■ Your goal:
Report back every line below that carries the word "more".

--

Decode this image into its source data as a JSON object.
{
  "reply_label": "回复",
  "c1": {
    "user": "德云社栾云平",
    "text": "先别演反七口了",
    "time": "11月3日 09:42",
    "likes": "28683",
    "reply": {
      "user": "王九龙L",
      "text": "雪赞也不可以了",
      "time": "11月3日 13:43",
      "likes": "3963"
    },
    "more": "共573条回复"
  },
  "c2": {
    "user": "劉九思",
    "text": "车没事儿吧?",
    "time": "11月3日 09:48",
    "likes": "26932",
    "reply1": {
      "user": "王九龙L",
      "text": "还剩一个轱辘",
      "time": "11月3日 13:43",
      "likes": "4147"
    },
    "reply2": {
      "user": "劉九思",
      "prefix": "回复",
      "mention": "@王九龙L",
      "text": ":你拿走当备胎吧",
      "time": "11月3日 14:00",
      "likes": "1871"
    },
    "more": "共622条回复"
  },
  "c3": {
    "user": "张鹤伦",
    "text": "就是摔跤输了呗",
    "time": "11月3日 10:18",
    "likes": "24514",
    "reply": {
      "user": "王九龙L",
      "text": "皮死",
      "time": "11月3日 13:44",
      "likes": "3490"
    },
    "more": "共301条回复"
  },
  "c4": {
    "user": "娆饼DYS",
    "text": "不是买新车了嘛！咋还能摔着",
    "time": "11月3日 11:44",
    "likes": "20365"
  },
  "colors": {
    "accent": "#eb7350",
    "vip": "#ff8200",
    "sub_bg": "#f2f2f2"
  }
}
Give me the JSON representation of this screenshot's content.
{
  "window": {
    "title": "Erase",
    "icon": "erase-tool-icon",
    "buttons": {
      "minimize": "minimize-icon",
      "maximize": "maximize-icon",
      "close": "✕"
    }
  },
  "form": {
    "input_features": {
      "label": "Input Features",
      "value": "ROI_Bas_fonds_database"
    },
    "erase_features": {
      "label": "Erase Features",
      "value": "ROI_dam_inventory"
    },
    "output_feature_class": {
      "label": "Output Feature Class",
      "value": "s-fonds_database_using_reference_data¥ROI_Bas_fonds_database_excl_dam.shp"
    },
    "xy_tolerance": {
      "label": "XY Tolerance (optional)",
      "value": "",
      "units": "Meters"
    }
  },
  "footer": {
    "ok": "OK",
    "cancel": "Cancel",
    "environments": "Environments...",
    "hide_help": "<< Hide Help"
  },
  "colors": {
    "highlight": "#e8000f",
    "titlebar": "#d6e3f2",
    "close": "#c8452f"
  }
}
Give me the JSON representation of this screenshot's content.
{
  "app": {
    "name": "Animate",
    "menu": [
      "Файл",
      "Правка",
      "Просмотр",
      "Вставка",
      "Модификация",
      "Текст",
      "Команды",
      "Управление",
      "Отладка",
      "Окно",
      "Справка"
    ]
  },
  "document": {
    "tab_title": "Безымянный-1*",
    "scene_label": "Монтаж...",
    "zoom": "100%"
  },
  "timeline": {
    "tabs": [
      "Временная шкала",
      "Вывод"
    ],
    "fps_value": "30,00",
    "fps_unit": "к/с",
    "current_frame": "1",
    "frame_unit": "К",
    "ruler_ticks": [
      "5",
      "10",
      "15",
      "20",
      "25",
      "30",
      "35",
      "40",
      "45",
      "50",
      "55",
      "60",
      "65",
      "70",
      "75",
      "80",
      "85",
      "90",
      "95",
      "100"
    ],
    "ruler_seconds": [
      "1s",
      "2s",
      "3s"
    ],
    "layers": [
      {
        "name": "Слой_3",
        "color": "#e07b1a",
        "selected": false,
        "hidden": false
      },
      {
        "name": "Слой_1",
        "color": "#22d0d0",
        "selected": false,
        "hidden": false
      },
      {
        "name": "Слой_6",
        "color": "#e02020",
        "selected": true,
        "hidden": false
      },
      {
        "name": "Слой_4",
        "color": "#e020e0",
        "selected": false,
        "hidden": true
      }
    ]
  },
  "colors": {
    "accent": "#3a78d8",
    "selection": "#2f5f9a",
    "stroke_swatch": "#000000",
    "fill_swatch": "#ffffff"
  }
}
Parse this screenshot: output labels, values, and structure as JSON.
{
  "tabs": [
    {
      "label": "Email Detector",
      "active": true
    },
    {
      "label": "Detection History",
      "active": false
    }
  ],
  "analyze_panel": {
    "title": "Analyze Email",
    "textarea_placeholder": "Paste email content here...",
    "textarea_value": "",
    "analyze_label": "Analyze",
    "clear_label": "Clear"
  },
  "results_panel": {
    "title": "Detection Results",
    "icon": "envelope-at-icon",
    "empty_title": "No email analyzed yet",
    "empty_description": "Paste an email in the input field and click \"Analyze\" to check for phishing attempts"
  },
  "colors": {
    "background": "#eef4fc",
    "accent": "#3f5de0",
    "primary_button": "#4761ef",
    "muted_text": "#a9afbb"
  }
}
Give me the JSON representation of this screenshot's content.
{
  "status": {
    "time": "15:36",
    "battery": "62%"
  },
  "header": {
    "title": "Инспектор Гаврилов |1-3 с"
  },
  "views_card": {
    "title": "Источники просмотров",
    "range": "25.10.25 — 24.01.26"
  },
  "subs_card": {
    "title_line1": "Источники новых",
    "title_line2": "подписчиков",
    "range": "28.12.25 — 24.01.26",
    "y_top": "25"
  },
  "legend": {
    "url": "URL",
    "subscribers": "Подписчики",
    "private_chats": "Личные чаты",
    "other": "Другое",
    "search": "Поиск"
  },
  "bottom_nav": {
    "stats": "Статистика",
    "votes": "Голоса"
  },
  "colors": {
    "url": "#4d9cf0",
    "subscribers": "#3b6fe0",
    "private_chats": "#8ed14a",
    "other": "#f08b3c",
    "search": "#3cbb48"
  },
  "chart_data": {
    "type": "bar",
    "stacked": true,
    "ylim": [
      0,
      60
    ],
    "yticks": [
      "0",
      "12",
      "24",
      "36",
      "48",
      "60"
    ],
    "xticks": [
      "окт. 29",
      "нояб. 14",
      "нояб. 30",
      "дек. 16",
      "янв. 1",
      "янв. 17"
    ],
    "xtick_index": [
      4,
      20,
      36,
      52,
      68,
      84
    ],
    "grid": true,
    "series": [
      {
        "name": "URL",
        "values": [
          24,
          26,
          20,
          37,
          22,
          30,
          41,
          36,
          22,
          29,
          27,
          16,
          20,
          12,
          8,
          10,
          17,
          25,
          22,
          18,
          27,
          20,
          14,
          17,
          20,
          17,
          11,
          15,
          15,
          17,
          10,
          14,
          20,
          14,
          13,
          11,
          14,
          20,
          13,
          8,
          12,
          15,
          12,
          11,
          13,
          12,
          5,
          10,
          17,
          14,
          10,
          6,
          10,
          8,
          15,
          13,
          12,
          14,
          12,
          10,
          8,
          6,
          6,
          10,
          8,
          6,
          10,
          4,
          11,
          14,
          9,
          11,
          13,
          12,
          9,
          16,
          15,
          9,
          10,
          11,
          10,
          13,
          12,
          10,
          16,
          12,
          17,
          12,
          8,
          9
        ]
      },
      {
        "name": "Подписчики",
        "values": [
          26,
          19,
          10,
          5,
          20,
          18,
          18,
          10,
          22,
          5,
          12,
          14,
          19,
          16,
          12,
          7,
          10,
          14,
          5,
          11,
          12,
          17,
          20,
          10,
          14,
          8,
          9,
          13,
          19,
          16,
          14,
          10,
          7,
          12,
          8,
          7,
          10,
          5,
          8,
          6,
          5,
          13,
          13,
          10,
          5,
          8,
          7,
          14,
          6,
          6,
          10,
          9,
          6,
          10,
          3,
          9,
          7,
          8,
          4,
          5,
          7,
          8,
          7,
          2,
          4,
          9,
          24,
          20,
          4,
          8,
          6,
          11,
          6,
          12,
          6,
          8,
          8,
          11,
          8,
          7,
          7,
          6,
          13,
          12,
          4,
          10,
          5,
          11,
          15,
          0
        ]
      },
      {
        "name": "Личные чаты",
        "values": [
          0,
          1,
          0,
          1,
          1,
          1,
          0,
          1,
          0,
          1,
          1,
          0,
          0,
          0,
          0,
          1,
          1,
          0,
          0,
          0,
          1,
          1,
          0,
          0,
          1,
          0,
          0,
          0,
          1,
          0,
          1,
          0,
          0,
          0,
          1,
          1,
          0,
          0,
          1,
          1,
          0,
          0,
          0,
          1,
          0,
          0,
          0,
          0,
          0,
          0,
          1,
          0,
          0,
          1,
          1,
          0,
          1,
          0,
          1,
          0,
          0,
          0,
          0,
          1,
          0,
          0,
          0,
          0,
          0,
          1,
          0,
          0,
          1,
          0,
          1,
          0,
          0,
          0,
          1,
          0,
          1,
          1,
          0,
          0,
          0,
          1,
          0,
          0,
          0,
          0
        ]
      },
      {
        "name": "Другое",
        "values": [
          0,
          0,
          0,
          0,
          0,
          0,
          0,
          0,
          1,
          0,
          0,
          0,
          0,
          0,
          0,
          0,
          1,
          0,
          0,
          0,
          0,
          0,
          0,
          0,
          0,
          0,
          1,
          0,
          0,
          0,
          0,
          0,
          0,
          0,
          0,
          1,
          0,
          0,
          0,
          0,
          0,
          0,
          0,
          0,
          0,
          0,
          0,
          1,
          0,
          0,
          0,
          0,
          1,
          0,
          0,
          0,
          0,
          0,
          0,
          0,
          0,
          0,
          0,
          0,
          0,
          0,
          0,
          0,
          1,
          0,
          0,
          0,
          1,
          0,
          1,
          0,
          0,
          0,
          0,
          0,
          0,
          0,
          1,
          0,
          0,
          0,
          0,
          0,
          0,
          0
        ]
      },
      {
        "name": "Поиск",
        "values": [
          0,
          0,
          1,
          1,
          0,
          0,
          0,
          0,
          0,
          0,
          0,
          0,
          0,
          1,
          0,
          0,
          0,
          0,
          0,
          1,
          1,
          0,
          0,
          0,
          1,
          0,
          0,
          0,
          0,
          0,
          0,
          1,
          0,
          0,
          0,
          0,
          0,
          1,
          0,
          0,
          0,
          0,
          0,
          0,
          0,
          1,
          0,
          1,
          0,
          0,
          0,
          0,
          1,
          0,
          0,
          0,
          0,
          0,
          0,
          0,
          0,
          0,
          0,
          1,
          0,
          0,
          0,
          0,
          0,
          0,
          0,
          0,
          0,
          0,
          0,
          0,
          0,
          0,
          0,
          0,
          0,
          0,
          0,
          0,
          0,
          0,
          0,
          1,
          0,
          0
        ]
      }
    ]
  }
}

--

■ Task result:
    "more": "共573条回复"
    "more": "共622条回复"
    "more": "共301条回复"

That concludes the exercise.